**Your goal:** Copy each line below that contains "USDJPY".

Page and application data records:
- Opening Delimiter -

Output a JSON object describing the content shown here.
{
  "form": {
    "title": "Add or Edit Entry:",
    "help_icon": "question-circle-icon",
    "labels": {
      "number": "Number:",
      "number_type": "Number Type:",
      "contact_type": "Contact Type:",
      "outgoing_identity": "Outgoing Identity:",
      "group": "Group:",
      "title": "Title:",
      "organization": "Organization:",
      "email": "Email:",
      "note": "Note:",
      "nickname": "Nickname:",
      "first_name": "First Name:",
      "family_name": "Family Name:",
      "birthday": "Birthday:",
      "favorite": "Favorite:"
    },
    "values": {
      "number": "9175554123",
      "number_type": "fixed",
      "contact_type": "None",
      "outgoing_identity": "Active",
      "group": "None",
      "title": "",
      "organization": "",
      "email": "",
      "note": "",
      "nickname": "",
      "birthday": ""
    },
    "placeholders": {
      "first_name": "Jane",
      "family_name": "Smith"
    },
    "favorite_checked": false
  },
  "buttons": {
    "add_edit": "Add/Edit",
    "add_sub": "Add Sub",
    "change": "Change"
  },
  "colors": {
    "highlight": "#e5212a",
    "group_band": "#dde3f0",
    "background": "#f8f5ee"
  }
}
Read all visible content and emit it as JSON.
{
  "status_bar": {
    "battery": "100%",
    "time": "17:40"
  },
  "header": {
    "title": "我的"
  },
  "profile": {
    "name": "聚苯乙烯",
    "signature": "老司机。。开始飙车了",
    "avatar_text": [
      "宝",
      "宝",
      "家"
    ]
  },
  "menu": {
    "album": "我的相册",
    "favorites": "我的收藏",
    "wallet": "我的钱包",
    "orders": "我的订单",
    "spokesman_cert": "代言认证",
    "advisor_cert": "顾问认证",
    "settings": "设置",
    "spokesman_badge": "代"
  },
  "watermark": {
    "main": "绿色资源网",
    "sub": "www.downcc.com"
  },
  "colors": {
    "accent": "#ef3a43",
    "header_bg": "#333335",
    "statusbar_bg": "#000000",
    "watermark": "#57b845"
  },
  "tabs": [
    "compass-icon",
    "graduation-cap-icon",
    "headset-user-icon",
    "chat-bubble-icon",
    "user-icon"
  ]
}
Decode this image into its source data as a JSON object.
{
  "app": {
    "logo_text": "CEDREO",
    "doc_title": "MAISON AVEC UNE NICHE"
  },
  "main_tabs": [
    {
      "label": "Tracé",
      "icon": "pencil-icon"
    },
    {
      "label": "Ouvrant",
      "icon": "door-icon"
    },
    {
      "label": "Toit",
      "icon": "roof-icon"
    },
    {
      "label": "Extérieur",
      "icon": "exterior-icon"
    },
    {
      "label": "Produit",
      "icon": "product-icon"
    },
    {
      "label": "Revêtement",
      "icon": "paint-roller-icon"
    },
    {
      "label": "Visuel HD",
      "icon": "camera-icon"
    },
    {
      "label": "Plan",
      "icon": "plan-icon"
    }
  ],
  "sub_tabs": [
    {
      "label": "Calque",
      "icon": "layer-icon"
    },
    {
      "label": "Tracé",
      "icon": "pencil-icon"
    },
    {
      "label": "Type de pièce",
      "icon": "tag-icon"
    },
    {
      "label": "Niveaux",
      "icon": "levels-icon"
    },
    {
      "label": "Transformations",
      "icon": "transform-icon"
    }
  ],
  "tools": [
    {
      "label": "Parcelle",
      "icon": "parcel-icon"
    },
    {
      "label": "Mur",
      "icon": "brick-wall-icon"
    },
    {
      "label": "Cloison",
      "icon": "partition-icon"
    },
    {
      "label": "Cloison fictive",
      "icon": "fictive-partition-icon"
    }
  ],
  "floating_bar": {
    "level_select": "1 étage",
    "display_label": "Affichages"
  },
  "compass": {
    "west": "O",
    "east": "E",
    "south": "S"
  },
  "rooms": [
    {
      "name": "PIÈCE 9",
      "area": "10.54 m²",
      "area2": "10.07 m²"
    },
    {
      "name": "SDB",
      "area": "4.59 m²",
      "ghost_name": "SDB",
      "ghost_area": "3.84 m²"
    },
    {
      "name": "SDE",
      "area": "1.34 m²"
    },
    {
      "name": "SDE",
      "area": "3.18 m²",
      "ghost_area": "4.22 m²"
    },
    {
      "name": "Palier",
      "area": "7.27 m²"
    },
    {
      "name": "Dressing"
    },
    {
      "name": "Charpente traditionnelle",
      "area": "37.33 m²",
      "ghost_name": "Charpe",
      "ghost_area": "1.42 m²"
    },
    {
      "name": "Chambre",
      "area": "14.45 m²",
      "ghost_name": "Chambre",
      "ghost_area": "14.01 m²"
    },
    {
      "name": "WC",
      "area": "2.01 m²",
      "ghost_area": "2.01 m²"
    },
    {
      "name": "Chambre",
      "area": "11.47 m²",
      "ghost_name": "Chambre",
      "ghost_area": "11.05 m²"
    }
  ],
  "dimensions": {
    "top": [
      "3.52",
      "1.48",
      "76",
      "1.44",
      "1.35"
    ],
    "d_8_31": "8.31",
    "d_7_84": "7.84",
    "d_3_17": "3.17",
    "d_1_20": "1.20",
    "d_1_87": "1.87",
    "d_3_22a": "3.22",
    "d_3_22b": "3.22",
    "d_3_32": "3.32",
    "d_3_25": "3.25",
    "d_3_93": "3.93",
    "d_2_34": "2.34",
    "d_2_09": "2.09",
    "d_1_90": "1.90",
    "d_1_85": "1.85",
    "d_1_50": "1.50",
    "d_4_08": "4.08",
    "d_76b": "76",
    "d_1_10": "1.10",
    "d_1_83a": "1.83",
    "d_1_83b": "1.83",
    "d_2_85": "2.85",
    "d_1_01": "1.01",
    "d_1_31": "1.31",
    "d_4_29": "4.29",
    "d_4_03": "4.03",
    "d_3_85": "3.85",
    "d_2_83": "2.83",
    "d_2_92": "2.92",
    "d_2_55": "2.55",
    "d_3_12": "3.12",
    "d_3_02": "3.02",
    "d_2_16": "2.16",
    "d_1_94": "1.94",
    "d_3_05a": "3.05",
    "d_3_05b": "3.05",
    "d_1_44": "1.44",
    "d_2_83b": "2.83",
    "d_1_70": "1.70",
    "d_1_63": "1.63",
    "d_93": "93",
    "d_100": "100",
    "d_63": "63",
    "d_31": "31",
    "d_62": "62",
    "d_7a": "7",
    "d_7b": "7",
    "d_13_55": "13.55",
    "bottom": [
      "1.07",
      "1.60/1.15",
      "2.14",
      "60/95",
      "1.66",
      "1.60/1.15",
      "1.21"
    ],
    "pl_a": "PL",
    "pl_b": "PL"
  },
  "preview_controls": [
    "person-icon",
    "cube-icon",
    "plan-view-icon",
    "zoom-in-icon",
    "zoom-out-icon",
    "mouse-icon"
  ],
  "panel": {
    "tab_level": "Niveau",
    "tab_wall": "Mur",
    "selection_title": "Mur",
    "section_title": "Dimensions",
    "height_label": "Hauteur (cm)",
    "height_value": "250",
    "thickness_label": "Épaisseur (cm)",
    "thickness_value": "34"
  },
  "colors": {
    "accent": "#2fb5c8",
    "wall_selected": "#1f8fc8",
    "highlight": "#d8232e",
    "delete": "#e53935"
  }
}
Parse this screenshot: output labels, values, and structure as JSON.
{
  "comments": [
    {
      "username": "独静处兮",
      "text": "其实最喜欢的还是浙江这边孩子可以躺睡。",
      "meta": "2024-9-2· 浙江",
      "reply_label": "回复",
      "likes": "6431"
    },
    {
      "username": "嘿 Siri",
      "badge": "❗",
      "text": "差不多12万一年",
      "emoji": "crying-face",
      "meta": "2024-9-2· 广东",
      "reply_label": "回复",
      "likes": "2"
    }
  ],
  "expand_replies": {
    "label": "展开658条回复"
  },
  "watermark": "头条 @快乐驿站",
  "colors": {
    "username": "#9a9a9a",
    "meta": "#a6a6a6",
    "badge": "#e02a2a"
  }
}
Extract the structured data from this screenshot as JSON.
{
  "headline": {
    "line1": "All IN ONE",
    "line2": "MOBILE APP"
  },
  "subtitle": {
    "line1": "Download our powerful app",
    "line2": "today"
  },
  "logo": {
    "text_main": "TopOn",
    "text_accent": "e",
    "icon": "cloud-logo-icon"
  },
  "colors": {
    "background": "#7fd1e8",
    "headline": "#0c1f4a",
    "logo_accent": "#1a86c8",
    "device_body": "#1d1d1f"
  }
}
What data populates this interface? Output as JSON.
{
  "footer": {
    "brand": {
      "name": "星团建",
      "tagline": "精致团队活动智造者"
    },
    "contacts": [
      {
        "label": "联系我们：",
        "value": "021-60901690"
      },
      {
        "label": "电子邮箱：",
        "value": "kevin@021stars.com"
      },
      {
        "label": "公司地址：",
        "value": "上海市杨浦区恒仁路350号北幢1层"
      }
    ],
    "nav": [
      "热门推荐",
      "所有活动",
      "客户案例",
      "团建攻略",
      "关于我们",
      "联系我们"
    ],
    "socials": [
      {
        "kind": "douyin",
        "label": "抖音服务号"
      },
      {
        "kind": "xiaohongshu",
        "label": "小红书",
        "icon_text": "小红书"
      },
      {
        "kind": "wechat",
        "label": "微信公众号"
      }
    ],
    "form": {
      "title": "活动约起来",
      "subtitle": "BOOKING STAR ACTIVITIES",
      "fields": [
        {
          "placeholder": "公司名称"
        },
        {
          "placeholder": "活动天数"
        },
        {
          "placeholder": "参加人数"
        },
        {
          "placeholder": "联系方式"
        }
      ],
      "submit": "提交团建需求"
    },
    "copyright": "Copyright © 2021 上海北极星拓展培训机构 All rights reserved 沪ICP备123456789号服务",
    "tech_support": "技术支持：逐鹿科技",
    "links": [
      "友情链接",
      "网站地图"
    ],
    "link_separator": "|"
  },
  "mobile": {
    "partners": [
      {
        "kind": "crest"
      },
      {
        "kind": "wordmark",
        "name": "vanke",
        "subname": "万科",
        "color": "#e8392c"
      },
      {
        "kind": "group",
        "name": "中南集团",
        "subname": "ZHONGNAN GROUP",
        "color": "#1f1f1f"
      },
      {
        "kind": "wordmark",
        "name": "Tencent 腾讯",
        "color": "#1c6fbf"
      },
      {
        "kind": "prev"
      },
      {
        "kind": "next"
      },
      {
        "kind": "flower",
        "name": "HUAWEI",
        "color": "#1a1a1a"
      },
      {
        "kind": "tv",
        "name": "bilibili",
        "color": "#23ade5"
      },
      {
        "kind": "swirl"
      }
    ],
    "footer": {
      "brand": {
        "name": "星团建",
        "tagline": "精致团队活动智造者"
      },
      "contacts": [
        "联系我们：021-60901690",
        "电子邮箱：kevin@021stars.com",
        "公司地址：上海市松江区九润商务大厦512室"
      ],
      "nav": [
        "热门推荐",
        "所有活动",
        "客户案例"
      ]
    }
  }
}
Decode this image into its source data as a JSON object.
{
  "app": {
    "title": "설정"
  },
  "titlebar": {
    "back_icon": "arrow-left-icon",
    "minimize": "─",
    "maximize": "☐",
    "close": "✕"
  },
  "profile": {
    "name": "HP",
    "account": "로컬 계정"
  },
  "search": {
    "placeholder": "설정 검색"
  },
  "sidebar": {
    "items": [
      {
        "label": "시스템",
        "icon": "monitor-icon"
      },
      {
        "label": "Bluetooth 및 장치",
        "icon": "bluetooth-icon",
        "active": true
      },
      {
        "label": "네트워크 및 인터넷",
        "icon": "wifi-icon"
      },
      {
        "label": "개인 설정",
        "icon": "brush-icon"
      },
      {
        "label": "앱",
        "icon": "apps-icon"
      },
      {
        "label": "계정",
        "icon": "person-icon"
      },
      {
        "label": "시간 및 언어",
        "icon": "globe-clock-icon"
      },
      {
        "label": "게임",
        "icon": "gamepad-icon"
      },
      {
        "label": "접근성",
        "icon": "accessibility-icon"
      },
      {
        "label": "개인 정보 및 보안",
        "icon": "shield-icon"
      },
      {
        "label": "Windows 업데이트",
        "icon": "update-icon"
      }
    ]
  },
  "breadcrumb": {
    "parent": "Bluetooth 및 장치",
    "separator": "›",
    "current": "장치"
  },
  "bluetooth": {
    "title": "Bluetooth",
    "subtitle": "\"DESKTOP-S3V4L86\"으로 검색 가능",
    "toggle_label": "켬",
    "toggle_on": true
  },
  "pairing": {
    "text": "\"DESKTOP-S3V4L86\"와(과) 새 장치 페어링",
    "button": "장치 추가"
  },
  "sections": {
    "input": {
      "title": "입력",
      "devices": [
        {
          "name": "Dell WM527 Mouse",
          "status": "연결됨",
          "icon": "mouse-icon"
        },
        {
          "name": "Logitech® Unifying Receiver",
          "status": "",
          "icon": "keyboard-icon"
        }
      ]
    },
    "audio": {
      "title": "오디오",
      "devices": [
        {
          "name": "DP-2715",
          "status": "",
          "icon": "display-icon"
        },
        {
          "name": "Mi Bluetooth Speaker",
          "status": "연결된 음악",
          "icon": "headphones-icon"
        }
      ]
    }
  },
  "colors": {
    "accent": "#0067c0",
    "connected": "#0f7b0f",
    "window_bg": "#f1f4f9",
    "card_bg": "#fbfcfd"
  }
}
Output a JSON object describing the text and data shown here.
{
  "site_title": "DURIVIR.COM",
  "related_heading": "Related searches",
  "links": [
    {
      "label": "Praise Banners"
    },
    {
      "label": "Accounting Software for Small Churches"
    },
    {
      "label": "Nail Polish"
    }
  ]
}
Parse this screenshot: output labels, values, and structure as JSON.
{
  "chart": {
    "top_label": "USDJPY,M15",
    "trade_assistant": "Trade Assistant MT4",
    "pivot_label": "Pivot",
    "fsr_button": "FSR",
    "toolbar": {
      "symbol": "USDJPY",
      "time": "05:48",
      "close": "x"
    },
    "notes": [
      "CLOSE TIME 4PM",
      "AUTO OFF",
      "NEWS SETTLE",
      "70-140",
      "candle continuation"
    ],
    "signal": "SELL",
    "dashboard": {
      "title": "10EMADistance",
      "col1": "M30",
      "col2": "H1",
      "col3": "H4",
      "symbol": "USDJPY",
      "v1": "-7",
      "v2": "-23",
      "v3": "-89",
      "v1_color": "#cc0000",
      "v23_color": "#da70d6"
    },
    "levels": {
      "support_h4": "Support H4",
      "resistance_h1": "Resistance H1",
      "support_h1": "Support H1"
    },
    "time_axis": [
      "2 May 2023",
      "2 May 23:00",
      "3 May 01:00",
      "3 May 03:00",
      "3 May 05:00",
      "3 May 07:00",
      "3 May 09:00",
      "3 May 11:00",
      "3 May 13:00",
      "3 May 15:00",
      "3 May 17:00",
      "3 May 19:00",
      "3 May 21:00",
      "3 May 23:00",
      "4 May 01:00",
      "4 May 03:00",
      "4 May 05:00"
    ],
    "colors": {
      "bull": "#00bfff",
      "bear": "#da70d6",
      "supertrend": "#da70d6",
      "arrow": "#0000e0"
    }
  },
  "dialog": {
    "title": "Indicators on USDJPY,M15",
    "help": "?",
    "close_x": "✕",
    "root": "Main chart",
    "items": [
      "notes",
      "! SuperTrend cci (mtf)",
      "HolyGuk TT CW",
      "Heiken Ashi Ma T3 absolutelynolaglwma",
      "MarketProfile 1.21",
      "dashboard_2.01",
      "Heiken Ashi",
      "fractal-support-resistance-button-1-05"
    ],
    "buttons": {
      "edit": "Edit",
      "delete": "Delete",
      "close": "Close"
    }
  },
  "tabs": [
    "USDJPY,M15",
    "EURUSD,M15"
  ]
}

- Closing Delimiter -

**Output of the task:**
    "top_label": "USDJPY,M15",
      "symbol": "USDJPY",
      "symbol": "USDJPY",
    "title": "Indicators on USDJPY,M15",
    "USDJPY,M15",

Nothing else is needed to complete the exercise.